Sunday, April 03, 2011

Who Will Blink First: Energy Solution Consumers or Providers?

I just finished reading yet another online forum that questions why businesses fail to adopt the obvious benefits of energy efficiency. Energy efficiency proponents across the globe are discovering the same hurdle. The real culprit here is the threat of change. Organizations cannot address their energy performance without making changes to their status quo. I refer here to changes to capital investment priorities, maintenance procedures, and operational behavior. An energy efficiency upgrade implies change on any or all of these dimensions. Remember also that a team of decision makers has a say in the process. Each decision maker has a unique perception of the risks that change will bring to their domain. Therefore, these managers have varying levels of (dis)interest in the solution and its outcome. What’s good for the organization as a whole—energy savings—cannot be accomplished if the pursuit has differential impacts on departmental agendas. Simply put, if Department A pays for it and Department B books the savings, the energy solution is a non-starter.

The very nature of energy use makes efficiency solutions difficult for an organization to adopt. Energy consumption has impacts that span departmental boundaries. No one person truly “owns” responsibility for energy consumption. It reflects daily operating decisions as well as multi-year capital planning cycles. Staff of all description, at all levels, bear no personal accountability for the energy they consume on the job. All of this begs an explanation, which I’ll offer here in two parts:

1. Silos are a problem in the very organizations that would receive energy solutions. “Silos” manifest around departments in an organization. Managers of these departments develop mental and emotional barriers that define their needs, priorities, and willingness to act. Silos are the consequence of the organization’s long-standing goals, responsibilities, and cultural norms. Silos are the reason why departmental managers battle each other for budget dollars and functional authority. In this internally competitive environment, managers focus on their budget position, not the company’s total bottom line. The value of energy efficiency—a true enhancement of the bottom line—is squandered by the inter-departmental dynamic of silo vs. silo.

2. Silos are a problem among energy solution providers. Energy solutions are so often presented as ENERGY solutions—not as BUSINESS solutions. So by definition, an energy solution is its own silo relative to the larger population of business concerns.
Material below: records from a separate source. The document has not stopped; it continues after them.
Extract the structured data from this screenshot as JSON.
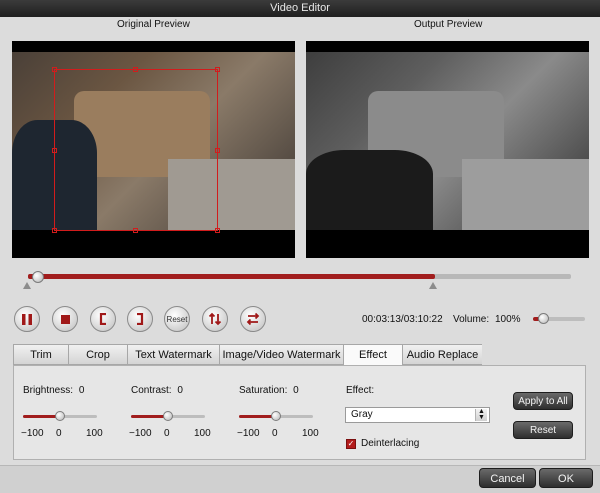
{
  "window": {
    "title": "Video Editor"
  },
  "preview": {
    "original_label": "Original Preview",
    "output_label": "Output Preview"
  },
  "playback": {
    "progress": 0.75,
    "start_marker": 0.0,
    "end_marker": 0.75,
    "time_text": "00:03:13/03:10:22",
    "volume_label": "Volume:",
    "volume_value": "100%",
    "volume_level": 0.2,
    "reset_label": "Reset"
  },
  "tabs": [
    {
      "label": "Trim"
    },
    {
      "label": "Crop"
    },
    {
      "label": "Text Watermark"
    },
    {
      "label": "Image/Video Watermark"
    },
    {
      "label": "Effect"
    },
    {
      "label": "Audio Replace"
    }
  ],
  "active_tab": "Effect",
  "effect": {
    "brightness": {
      "label": "Brightness:",
      "value": "0",
      "level": 0.5
    },
    "contrast": {
      "label": "Contrast:",
      "value": "0",
      "level": 0.5
    },
    "saturation": {
      "label": "Saturation:",
      "value": "0",
      "level": 0.5
    },
    "ticks": {
      "min": "−100",
      "mid": "0",
      "max": "100"
    },
    "effect_label": "Effect:",
    "effect_value": "Gray",
    "deinterlacing_label": "Deinterlacing",
    "deinterlacing_checked": true,
    "apply_all_label": "Apply to All",
    "reset_label": "Reset"
  },
  "footer": {
    "cancel_label": "Cancel",
    "ok_label": "OK"
  },
  "colors": {
    "accent": "#a11d1d",
    "crop_box": "#d21c1c"
  }
}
What exactly is the benefit of energy efficiency? The traditional answer: “utility cost reduction” and “additional cash flow to the bottom line.” These results mean almost nothing to managers who measure their success relative to the internal competition for authority, budget resources, and departmental domain. Energy solution advocates need to overhaul their message accordingly.

Industrial energy efficiency already has a large and growing inventory of proven technical solutions. The “gears” are already there. What’s needed is the grease that allows those gears to turn. That “grease” would be the motivation for managers to embrace initiatives that transcend departmental silos for the entire organization’s bottom line benefit.

As for removing the silos, who will blink first, the providers or the adopters of energy solutions? The culture of departmental silos and budget hoarding need to give way to a new paradigm. Facility management should perceived not as a cost to minimize, but as a source of value. After all, energy is an inescapable ingredient of business. As long as an organization operates, energy will shape cash flow in one of two ways: savings that accrue to retained earnings or expenses paid for energy waste. Recaptured energy waste is a cash flow subsidy to the core business agenda. In this paradigm, the facility manager is an ally and not a combatant relative to other departments in the same organization. Show me a facility management agenda that pursues the recapture of energy value, and I’ll show you a facility department that holds the key to its durable survival.



Post a Comment

<< Home

Who links to my website?